To: Spiral Dancer-- Yes it was ok to pose what you did about Orwell. (I'm guessing your referring to George Orwell. I'm reading 1984 now) When people vote for the death penalty, I don't think the vast majority really stop and think "too deeply" about the mechanics of it. How it is applied, who it's reserved for and most of all, that they're voting to kill/murder/execute another human being. One that could easily be their brother, sister, mother, father, cousin, uncle or some one they grew up with. Or that despite this one mistake they made, or were accused of making, they were /are some one's son/daughter with souls and human abilities most people never get to see. I've met some pretty gruesome men on the row over the years, but the vast majority of the men I've come to know, despite their crimes, are just every day normal human beings that sit in a cell for 20-30 years and waste away. Their true characters are never seen, their dreams are never realized and the only thing that is remembered about them, is not any good they ever did, but the worst thing they ever did/or were accused of doing. So it is easy for someone to say "I'm for the death penalty", when the human aspect is eliminated from the equation. Can you tell me which Orwell book you quoted from?
Thanks for your sharing and support. BD


Petit fleur said...

Hi my friend,

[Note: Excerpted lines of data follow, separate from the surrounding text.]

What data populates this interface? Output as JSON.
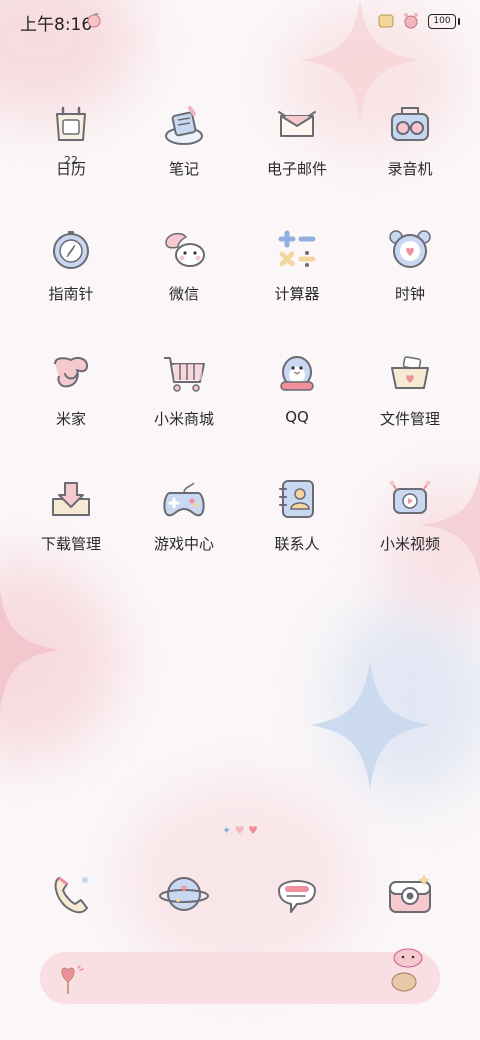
{
  "status_bar": {
    "time": "上午8:16",
    "battery": "100"
  },
  "apps": [
    {
      "label": "日历",
      "icon": "calendar-icon",
      "badge": "22"
    },
    {
      "label": "笔记",
      "icon": "notes-icon"
    },
    {
      "label": "电子邮件",
      "icon": "email-icon"
    },
    {
      "label": "录音机",
      "icon": "recorder-icon"
    },
    {
      "label": "指南针",
      "icon": "compass-icon"
    },
    {
      "label": "微信",
      "icon": "wechat-icon"
    },
    {
      "label": "计算器",
      "icon": "calculator-icon"
    },
    {
      "label": "时钟",
      "icon": "clock-icon"
    },
    {
      "label": "米家",
      "icon": "mijia-icon"
    },
    {
      "label": "小米商城",
      "icon": "mi-store-icon"
    },
    {
      "label": "QQ",
      "icon": "qq-icon"
    },
    {
      "label": "文件管理",
      "icon": "file-manager-icon"
    },
    {
      "label": "下载管理",
      "icon": "download-manager-icon"
    },
    {
      "label": "游戏中心",
      "icon": "game-center-icon"
    },
    {
      "label": "联系人",
      "icon": "contacts-icon"
    },
    {
      "label": "小米视频",
      "icon": "mi-video-icon"
    }
  ],
  "dock": [
    {
      "icon": "phone-icon"
    },
    {
      "icon": "browser-planet-icon"
    },
    {
      "icon": "messages-icon"
    },
    {
      "icon": "camera-icon"
    }
  ],
  "colors": {
    "pink": "#f6c9cf",
    "blue": "#c8d8f1",
    "outline": "#6b6b74",
    "cream": "#f7ead2"
  }
}
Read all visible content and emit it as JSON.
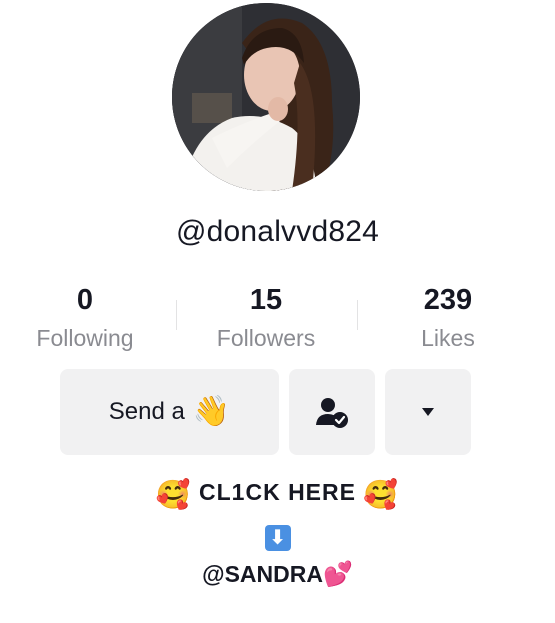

I agree that the government is just screwed. Same thing was happening during that whole Iran / Contra thing with ole Ollie North... Nobody seems to remember that. Selling ammo to the middle east on the sly then publicly denouncing their wars. You are so right, and it's infuriating.

Shall I take a trip to Conn. and kick her ass! :0

Your responses to all of your comments were beautiful.
I love you. xoxoxoxo

Ms. Moon said...

It is good to have this perspective- one we hardly ever get. Thank-you.

Identify with Dexter said...

I really appreciate your openness and easy-to-understand fact sharing around the subject of the death penalty. This post led to a great discussion between my partner and I. Before I could list all your great points, he listed his, which were very akin to yours. He also mentioned that states with the death penalty don't have an appointed person to do the actual job, but instead hire an anonymous person and pay big bucks to do so. It's as if the government isn't owning up to the fact that they are, in fact, killing human lives by having to hire anonymously. I think it feels like the mafia: the big guy won't do the killing, but he'll get some other underneath guy to do it for him. It's underhanded and contradictory, like so many messages our government sends. I've never agreed with the death penalty and think your willingness to discuss your experience inside will be an eye-opener for many people who bump into your blog. Thank you.

Zengoof said...

"A borrowed peace." Well said, BD.

For me, the most compelling argument against the death penalty is what is does to us -- all of us. Every time the State deliberately kills someone, we as citizens of the State are complicit. And with each person killed, we become a little harder, a little colder, a little less human.

I imagine you face that struggle constantly, bombarded with all manner of discharge the natural reaction to which is to become a little harder, a little colder, a little less human. Hang in there, BD, you are a remarkable person.